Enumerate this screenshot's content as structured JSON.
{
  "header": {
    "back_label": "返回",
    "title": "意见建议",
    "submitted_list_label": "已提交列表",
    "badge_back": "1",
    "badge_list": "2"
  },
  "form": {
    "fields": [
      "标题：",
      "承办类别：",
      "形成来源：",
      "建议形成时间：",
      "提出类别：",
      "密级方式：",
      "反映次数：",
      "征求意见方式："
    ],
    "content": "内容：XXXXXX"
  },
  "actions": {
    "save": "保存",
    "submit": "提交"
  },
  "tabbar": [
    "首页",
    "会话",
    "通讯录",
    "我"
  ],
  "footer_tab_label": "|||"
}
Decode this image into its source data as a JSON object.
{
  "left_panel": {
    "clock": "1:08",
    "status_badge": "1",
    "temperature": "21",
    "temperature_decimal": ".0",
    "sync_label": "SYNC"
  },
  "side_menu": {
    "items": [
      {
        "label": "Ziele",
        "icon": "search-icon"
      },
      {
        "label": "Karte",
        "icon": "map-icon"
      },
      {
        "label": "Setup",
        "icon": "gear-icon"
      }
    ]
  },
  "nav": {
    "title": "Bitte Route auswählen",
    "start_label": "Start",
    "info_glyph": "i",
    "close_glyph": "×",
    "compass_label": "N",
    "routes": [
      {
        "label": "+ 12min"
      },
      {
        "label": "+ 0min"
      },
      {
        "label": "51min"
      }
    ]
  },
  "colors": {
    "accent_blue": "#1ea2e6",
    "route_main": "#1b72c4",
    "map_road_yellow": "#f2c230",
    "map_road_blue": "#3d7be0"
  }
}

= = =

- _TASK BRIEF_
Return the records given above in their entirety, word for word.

- _EXERCISE RESPONSE_
Enumerate this screenshot's content as structured JSON.
{
  "header": {
    "back_label": "返回",
    "title": "意见建议",
    "submitted_list_label": "已提交列表",
    "badge_back": "1",
    "badge_list": "2"
  },
  "form": {
    "fields": [
      "标题：",
      "承办类别：",
      "形成来源：",
      "建议形成时间：",
      "提出类别：",
      "密级方式：",
      "反映次数：",
      "征求意见方式："
    ],
    "content": "内容：XXXXXX"
  },
  "actions": {
    "save": "保存",
    "submit": "提交"
  },
  "tabbar": [
    "首页",
    "会话",
    "通讯录",
    "我"
  ],
  "footer_tab_label": "|||"
}
Decode this image into its source data as a JSON object.
{
  "left_panel": {
    "clock": "1:08",
    "status_badge": "1",
    "temperature": "21",
    "temperature_decimal": ".0",
    "sync_label": "SYNC"
  },
  "side_menu": {
    "items": [
      {
        "label": "Ziele",
        "icon": "search-icon"
      },
      {
        "label": "Karte",
        "icon": "map-icon"
      },
      {
        "label": "Setup",
        "icon": "gear-icon"
      }
    ]
  },
  "nav": {
    "title": "Bitte Route auswählen",
    "start_label": "Start",
    "info_glyph": "i",
    "close_glyph": "×",
    "compass_label": "N",
    "routes": [
      {
        "label": "+ 12min"
      },
      {
        "label": "+ 0min"
      },
      {
        "label": "51min"
      }
    ]
  },
  "colors": {
    "accent_blue": "#1ea2e6",
    "route_main": "#1b72c4",
    "map_road_yellow": "#f2c230",
    "map_road_blue": "#3d7be0"
  }
}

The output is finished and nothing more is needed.